§ PROBLEM TO SOLVE:
Without skipping a line, reproduce the entries exactly.

§ RECORD SET:
^^^^^^^^
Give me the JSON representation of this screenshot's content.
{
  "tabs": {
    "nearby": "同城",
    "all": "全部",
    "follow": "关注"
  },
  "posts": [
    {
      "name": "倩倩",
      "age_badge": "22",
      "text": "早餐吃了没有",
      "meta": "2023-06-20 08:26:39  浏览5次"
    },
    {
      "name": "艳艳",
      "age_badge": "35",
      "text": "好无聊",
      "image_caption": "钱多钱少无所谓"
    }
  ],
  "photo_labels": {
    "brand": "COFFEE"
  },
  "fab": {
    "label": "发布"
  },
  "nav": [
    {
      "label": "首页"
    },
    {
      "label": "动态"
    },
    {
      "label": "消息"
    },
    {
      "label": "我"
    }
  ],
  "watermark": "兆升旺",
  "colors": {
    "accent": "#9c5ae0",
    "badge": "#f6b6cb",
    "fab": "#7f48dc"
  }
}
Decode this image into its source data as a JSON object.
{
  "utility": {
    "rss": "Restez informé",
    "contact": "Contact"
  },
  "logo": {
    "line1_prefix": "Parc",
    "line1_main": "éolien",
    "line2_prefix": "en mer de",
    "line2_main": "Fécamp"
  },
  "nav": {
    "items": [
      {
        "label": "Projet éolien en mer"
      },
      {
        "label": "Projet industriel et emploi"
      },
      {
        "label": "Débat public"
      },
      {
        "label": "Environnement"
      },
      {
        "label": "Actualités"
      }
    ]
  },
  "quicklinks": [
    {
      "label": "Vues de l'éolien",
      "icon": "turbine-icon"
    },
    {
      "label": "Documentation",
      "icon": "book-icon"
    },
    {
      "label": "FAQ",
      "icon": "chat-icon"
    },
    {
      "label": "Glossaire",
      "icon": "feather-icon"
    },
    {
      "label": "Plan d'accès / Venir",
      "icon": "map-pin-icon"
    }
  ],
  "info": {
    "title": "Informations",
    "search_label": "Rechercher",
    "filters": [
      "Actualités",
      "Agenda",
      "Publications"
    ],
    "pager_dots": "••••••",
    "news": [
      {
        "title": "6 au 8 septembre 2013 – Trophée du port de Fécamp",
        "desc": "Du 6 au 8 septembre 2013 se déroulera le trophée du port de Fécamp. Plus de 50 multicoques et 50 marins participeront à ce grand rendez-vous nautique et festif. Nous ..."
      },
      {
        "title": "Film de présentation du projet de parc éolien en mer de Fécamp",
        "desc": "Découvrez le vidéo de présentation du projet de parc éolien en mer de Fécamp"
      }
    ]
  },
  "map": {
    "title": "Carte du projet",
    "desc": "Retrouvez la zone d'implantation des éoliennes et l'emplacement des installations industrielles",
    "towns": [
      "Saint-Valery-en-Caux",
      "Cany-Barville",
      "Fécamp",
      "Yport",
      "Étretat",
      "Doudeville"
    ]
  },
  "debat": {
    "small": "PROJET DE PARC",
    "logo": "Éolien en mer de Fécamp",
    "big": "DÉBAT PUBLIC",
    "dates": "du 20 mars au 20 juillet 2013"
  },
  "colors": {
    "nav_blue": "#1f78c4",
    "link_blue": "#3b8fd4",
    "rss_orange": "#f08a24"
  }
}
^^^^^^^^
§ SOLUTION TO THIS TASK:
Give me the JSON representation of this screenshot's content.
{
  "tabs": {
    "nearby": "同城",
    "all": "全部",
    "follow": "关注"
  },
  "posts": [
    {
      "name": "倩倩",
      "age_badge": "22",
      "text": "早餐吃了没有",
      "meta": "2023-06-20 08:26:39  浏览5次"
    },
    {
      "name": "艳艳",
      "age_badge": "35",
      "text": "好无聊",
      "image_caption": "钱多钱少无所谓"
    }
  ],
  "photo_labels": {
    "brand": "COFFEE"
  },
  "fab": {
    "label": "发布"
  },
  "nav": [
    {
      "label": "首页"
    },
    {
      "label": "动态"
    },
    {
      "label": "消息"
    },
    {
      "label": "我"
    }
  ],
  "watermark": "兆升旺",
  "colors": {
    "accent": "#9c5ae0",
    "badge": "#f6b6cb",
    "fab": "#7f48dc"
  }
}
Decode this image into its source data as a JSON object.
{
  "utility": {
    "rss": "Restez informé",
    "contact": "Contact"
  },
  "logo": {
    "line1_prefix": "Parc",
    "line1_main": "éolien",
    "line2_prefix": "en mer de",
    "line2_main": "Fécamp"
  },
  "nav": {
    "items": [
      {
        "label": "Projet éolien en mer"
      },
      {
        "label": "Projet industriel et emploi"
      },
      {
        "label": "Débat public"
      },
      {
        "label": "Environnement"
      },
      {
        "label": "Actualités"
      }
    ]
  },
  "quicklinks": [
    {
      "label": "Vues de l'éolien",
      "icon": "turbine-icon"
    },
    {
      "label": "Documentation",
      "icon": "book-icon"
    },
    {
      "label": "FAQ",
      "icon": "chat-icon"
    },
    {
      "label": "Glossaire",
      "icon": "feather-icon"
    },
    {
      "label": "Plan d'accès / Venir",
      "icon": "map-pin-icon"
    }
  ],
  "info": {
    "title": "Informations",
    "search_label": "Rechercher",
    "filters": [
      "Actualités",
      "Agenda",
      "Publications"
    ],
    "pager_dots": "••••••",
    "news": [
      {
        "title": "6 au 8 septembre 2013 – Trophée du port de Fécamp",
        "desc": "Du 6 au 8 septembre 2013 se déroulera le trophée du port de Fécamp. Plus de 50 multicoques et 50 marins participeront à ce grand rendez-vous nautique et festif. Nous ..."
      },
      {
        "title": "Film de présentation du projet de parc éolien en mer de Fécamp",
        "desc": "Découvrez le vidéo de présentation du projet de parc éolien en mer de Fécamp"
      }
    ]
  },
  "map": {
    "title": "Carte du projet",
    "desc": "Retrouvez la zone d'implantation des éoliennes et l'emplacement des installations industrielles",
    "towns": [
      "Saint-Valery-en-Caux",
      "Cany-Barville",
      "Fécamp",
      "Yport",
      "Étretat",
      "Doudeville"
    ]
  },
  "debat": {
    "small": "PROJET DE PARC",
    "logo": "Éolien en mer de Fécamp",
    "big": "DÉBAT PUBLIC",
    "dates": "du 20 mars au 20 juillet 2013"
  },
  "colors": {
    "nav_blue": "#1f78c4",
    "link_blue": "#3b8fd4",
    "rss_orange": "#f08a24"
  }
}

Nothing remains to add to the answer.